[Start of Attachment]
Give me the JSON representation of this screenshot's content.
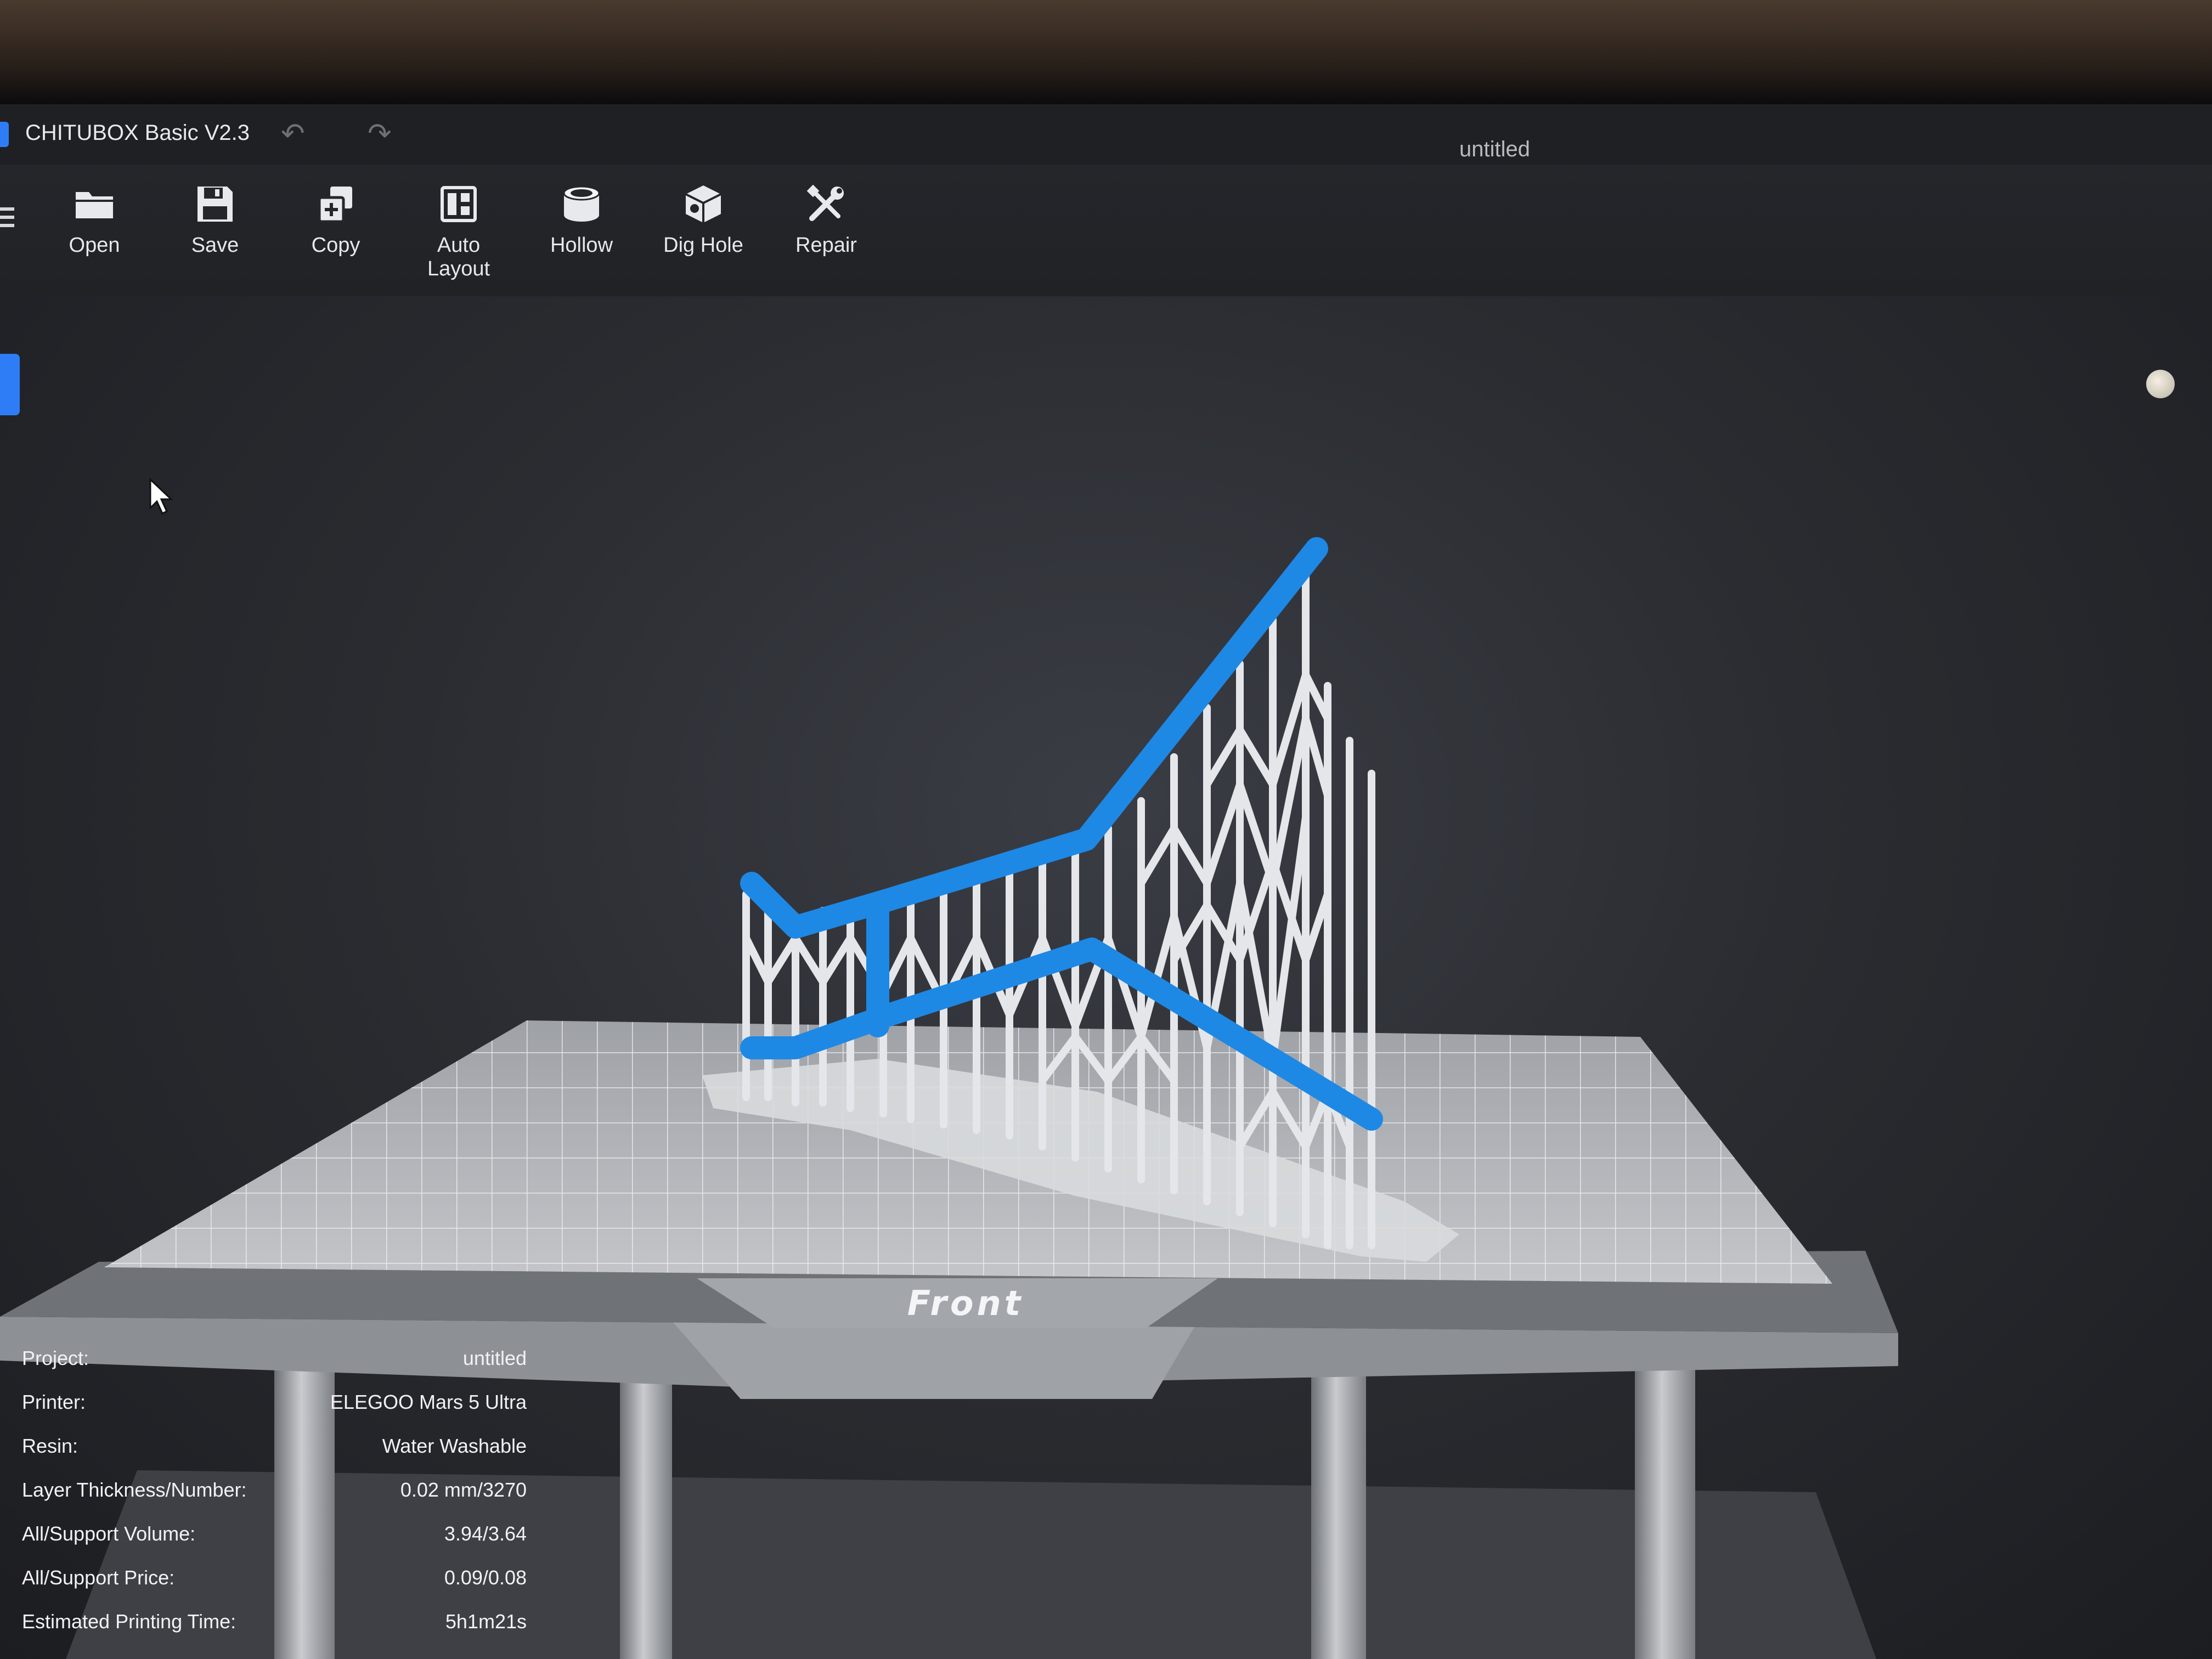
{
  "app": {
    "title": "CHITUBOX Basic V2.3",
    "window_title": "untitled"
  },
  "titlebar": {
    "undo_icon": "undo-icon",
    "redo_icon": "redo-icon"
  },
  "toolbar": {
    "items": [
      {
        "label": "Open",
        "icon": "folder-icon"
      },
      {
        "label": "Save",
        "icon": "floppy-disk-icon"
      },
      {
        "label": "Copy",
        "icon": "copy-plus-icon"
      },
      {
        "label": "Auto Layout",
        "icon": "layout-grid-icon"
      },
      {
        "label": "Hollow",
        "icon": "hollow-cylinder-icon"
      },
      {
        "label": "Dig Hole",
        "icon": "cube-hole-icon"
      },
      {
        "label": "Repair",
        "icon": "wrench-screwdriver-icon"
      }
    ]
  },
  "viewport": {
    "platform_label": "Front",
    "model_color": "#1e88e5",
    "support_color": "#e2e4e8",
    "plate_color": "#b6b8bc"
  },
  "info": {
    "rows": [
      {
        "label": "Project:",
        "value": "untitled"
      },
      {
        "label": "Printer:",
        "value": "ELEGOO Mars 5 Ultra"
      },
      {
        "label": "Resin:",
        "value": "Water Washable"
      },
      {
        "label": "Layer Thickness/Number:",
        "value": "0.02 mm/3270"
      },
      {
        "label": "All/Support Volume:",
        "value": "3.94/3.64"
      },
      {
        "label": "All/Support Price:",
        "value": "0.09/0.08"
      },
      {
        "label": "Estimated Printing Time:",
        "value": "5h1m21s"
      }
    ]
  }
}
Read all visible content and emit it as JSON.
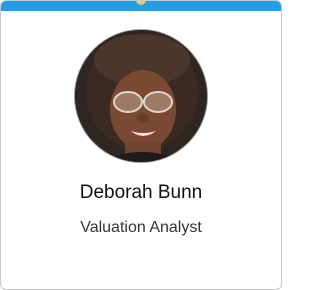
{
  "profile_card": {
    "name": "Deborah Bunn",
    "title": "Valuation Analyst",
    "accent_color": "#1fa0e6",
    "avatar": "profile-photo"
  }
}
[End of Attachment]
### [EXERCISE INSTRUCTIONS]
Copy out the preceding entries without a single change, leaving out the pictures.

### [TASK RESULT]
Give me the JSON representation of this screenshot's content.
{
  "app": {
    "title": "CHITUBOX Basic V2.3",
    "window_title": "untitled"
  },
  "titlebar": {
    "undo_icon": "undo-icon",
    "redo_icon": "redo-icon"
  },
  "toolbar": {
    "items": [
      {
        "label": "Open",
        "icon": "folder-icon"
      },
      {
        "label": "Save",
        "icon": "floppy-disk-icon"
      },
      {
        "label": "Copy",
        "icon": "copy-plus-icon"
      },
      {
        "label": "Auto Layout",
        "icon": "layout-grid-icon"
      },
      {
        "label": "Hollow",
        "icon": "hollow-cylinder-icon"
      },
      {
        "label": "Dig Hole",
        "icon": "cube-hole-icon"
      },
      {
        "label": "Repair",
        "icon": "wrench-screwdriver-icon"
      }
    ]
  },
  "viewport": {
    "platform_label": "Front",
    "model_color": "#1e88e5",
    "support_color": "#e2e4e8",
    "plate_color": "#b6b8bc"
  },
  "info": {
    "rows": [
      {
        "label": "Project:",
        "value": "untitled"
      },
      {
        "label": "Printer:",
        "value": "ELEGOO Mars 5 Ultra"
      },
      {
        "label": "Resin:",
        "value": "Water Washable"
      },
      {
        "label": "Layer Thickness/Number:",
        "value": "0.02 mm/3270"
      },
      {
        "label": "All/Support Volume:",
        "value": "3.94/3.64"
      },
      {
        "label": "All/Support Price:",
        "value": "0.09/0.08"
      },
      {
        "label": "Estimated Printing Time:",
        "value": "5h1m21s"
      }
    ]
  }
}
Read all visible content and emit it as JSON.
{
  "profile_card": {
    "name": "Deborah Bunn",
    "title": "Valuation Analyst",
    "accent_color": "#1fa0e6",
    "avatar": "profile-photo"
  }
}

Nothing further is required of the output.